Kerri’s writing features unique structures, playful language, humor, tension, tenderness, simple text, and complicated characters. She has a good vision for how text and art can work together to tell a complete story. Kerri credits most of her story ideas to her "fly on the wall” personality. This means she’s both a keen observer of social interactions and a nosey eavesdropper.
Kerri has a degree in psychology and sociology from Fort Lewis College in Durango, Colorado and completed an advanced education certificate program in Writing for Children at the University of Washington.
Kerri lives in Seattle, Washington with her family.
You can learn more about Kerri in the following interview.
What did you like to read when you were a kid?
I was a big fan of anything written by Shel Silverstein, James Marshall, Arnold Lobel, Judith Viorst, and William Steig. As I got a little older I liked books by Beverly Clearly, Roald Dohl, Judy Blume, and Ann Martin.
What are some of your favorite picture books now?
I keep a list of picture books on Goodreads that are more than just my favorites, they are books that I wish I had written myself.
I also keep a Pinterest board of illustrators I fantasize about working with some day. Both of these lists are not complete, there are so many good books and talented authors and illustrators!
When you were a kid what did you want to be when you grew up?
When I was very young I remember wanting to be a hairdresser, or something where I got to work with animals. In later elementary school I started to get recognition for my writing and wanted to be a journalist.
What jobs have you had?
Traveling back in time, I’ve been a social science researcher, a marketing researcher, a program manager at a vocational site for adults with severe developmental disabilities, a counselor at a group home for adults with schizophrenia, a nanny, an assistant teacher at a childcare center, an ice cream server, a host and bus lady at an all you can eat buffet, and a babysitter to many.
How did you become an author?
I began writing picture books when I left my social science research job to be a stay-at-home mom. At first, it gave me something fun to focus on while using the same energy I drew from to parent. Before long I knew writing children’s books is what I wanted to do as a career. I am fortunate to live in Seattle where there are many great authors and THE BEST regional chapter the Society for Children’s Book Authors and Illustrators (SCBWI.) I highly recommend anyone interested in publishing books join a professional organization that focuses on their genre.
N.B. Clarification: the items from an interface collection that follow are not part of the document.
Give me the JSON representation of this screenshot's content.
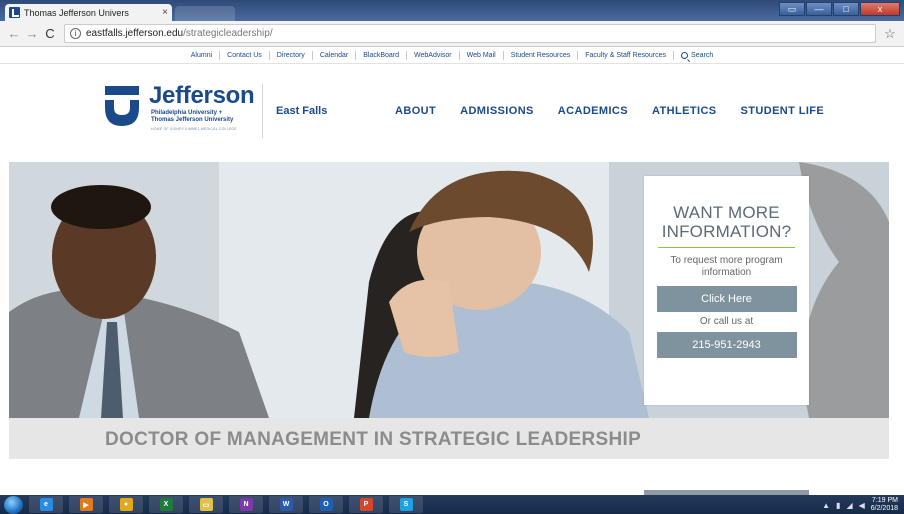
{
  "browser": {
    "tab_title": "Thomas Jefferson Univers",
    "tab_close": "×",
    "url_host": "eastfalls.jefferson.edu",
    "url_path": "/strategicleadership/",
    "back_glyph": "←",
    "forward_glyph": "→",
    "reload_glyph": "C",
    "info_glyph": "i",
    "star_glyph": "☆",
    "window_buttons": [
      "▭",
      "—",
      "□",
      "x"
    ]
  },
  "utility_nav": {
    "items": [
      "Alumni",
      "Contact Us",
      "Directory",
      "Calendar",
      "BlackBoard",
      "WebAdvisor",
      "Web Mail",
      "Student Resources",
      "Faculty & Staff Resources"
    ],
    "search_label": "Search"
  },
  "header": {
    "logo_word": "Jefferson",
    "logo_sub1": "Philadelphia University +",
    "logo_sub2": "Thomas Jefferson University",
    "logo_tag": "HOME OF SIDNEY KIMMEL MEDICAL COLLEGE",
    "campus": "East Falls",
    "nav": [
      "ABOUT",
      "ADMISSIONS",
      "ACADEMICS",
      "ATHLETICS",
      "STUDENT LIFE"
    ]
  },
  "info_card": {
    "heading_line1": "WANT MORE",
    "heading_line2": "INFORMATION?",
    "text": "To request more program information",
    "button_label": "Click Here",
    "or_text": "Or call us at",
    "phone": "215-951-2943"
  },
  "page": {
    "title": "DOCTOR OF MANAGEMENT IN STRATEGIC LEADERSHIP"
  },
  "taskbar": {
    "apps": [
      {
        "name": "ie",
        "label": "e",
        "color": "#2a8be0"
      },
      {
        "name": "media",
        "label": "▶",
        "color": "#e07a1f"
      },
      {
        "name": "chrome",
        "label": "●",
        "color": "#e0a81f"
      },
      {
        "name": "excel",
        "label": "X",
        "color": "#1f7a3c"
      },
      {
        "name": "explorer",
        "label": "▭",
        "color": "#e0c24a"
      },
      {
        "name": "onenote",
        "label": "N",
        "color": "#7a3aa8"
      },
      {
        "name": "word",
        "label": "W",
        "color": "#2a5aa8"
      },
      {
        "name": "outlook",
        "label": "O",
        "color": "#1f5fb0"
      },
      {
        "name": "powerpoint",
        "label": "P",
        "color": "#d2472b"
      },
      {
        "name": "skype",
        "label": "S",
        "color": "#1fa0e0"
      }
    ],
    "time": "7:19 PM",
    "date": "6/2/2018"
  }
}
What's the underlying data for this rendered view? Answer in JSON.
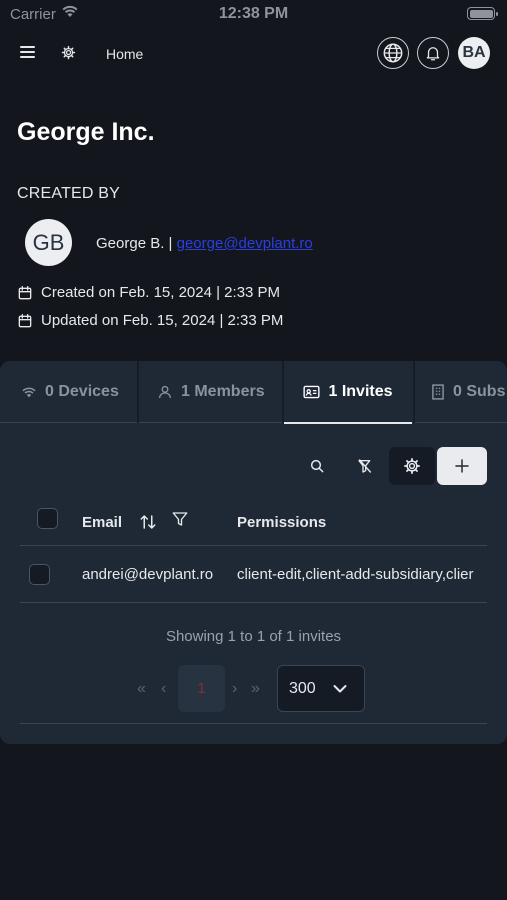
{
  "status_bar": {
    "carrier": "Carrier",
    "time": "12:38 PM"
  },
  "header": {
    "home_label": "Home",
    "user_initials": "BA"
  },
  "org": {
    "name": "George Inc."
  },
  "created_by": {
    "label": "CREATED BY",
    "initials": "GB",
    "name": "George B. | ",
    "email": "george@devplant.ro"
  },
  "dates": {
    "created": "Created on Feb. 15, 2024 | 2:33 PM",
    "updated": "Updated on Feb. 15, 2024 | 2:33 PM"
  },
  "tabs": [
    {
      "label": "0 Devices",
      "icon": "wifi-icon"
    },
    {
      "label": "1 Members",
      "icon": "user-icon"
    },
    {
      "label": "1 Invites",
      "icon": "id-card-icon",
      "active": true
    },
    {
      "label": "0 Subs",
      "icon": "building-icon"
    }
  ],
  "table": {
    "columns": [
      "Email",
      "Permissions"
    ],
    "rows": [
      {
        "email": "andrei@devplant.ro",
        "permissions": "client-edit,client-add-subsidiary,clier"
      }
    ]
  },
  "pagination": {
    "summary": "Showing 1 to 1 of 1 invites",
    "first": "«",
    "prev": "‹",
    "current_page": "1",
    "next": "›",
    "last": "»",
    "page_size": "300"
  },
  "colors": {
    "background": "#13161c",
    "card": "#1f2935",
    "link": "#2b3ee6"
  }
}
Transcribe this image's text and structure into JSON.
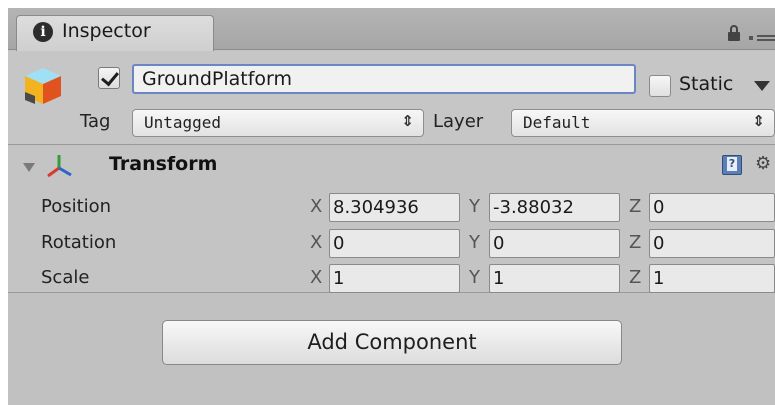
{
  "tab": {
    "title": "Inspector",
    "info_glyph": "i"
  },
  "header": {
    "object_name": "GroundPlatform",
    "active": true,
    "static_label": "Static",
    "static": false,
    "tag_label": "Tag",
    "tag_value": "Untagged",
    "layer_label": "Layer",
    "layer_value": "Default",
    "select_arrows": "⇕"
  },
  "transform": {
    "title": "Transform",
    "rows": [
      {
        "label": "Position",
        "x": "8.304936",
        "y": "-3.88032",
        "z": "0"
      },
      {
        "label": "Rotation",
        "x": "0",
        "y": "0",
        "z": "0"
      },
      {
        "label": "Scale",
        "x": "1",
        "y": "1",
        "z": "1"
      }
    ],
    "axes": {
      "x": "X",
      "y": "Y",
      "z": "Z"
    }
  },
  "add_component_label": "Add Component",
  "icons": {
    "tab": "info-icon",
    "lock": "lock-icon",
    "menu": "tab-menu-icon",
    "object": "gameobject-cube-icon",
    "transform": "transform-axes-icon",
    "help": "help-book-icon",
    "settings": "gear-icon"
  },
  "colors": {
    "name_focus_border": "#6a86c4",
    "panel": "#c2c2c2"
  }
}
I have been a member of SCBWI since 2004 and regularly attend national and local conferences, retreats, lectures and workshops. My involvement in SCBWI gives me the opportunity to hone my craft, learn about how the publishing industry works, and meet industry professionals. In 2006 I completed an advanced education certificate program in Writing for Children at the University of Washington. I read a lot, both books on the craft of writing and many, many picture books. I still read more than 500 picture books a year. But mostly, I write, revise, and keep writing. It took me a long time to reach my goal of being a published author. There was a lot of stubborn persistence involved.
What would you like to be if you couldn’t be an author
First of all, I’m a big believer that nobody needs to “be” any one thing in life. There are lots of jobs people can have, and I believe people should always be learning new things and having new experiences. Also, I don’t think I could ever stop writing even if I decided not to publish my stories. But to answer the question, if I were looking for a new career, I would probably start with jobs that still involved kids or creating because that’s what I love. I might like to be a reading specialist, or a speech therapist. Sometimes I fantasize about being a window designer for little boutiques or stores Anthropolgie. I already have an etsy store, Stitch Redux, so maybe I’d put more time into developing that business. Oh, and I love observing people, and am really good at digging up information on people online, I’d probably be a fantastic private investigator. But I feel very fortunate to be a children’s book author and I hope to continue doing it for many, many more years!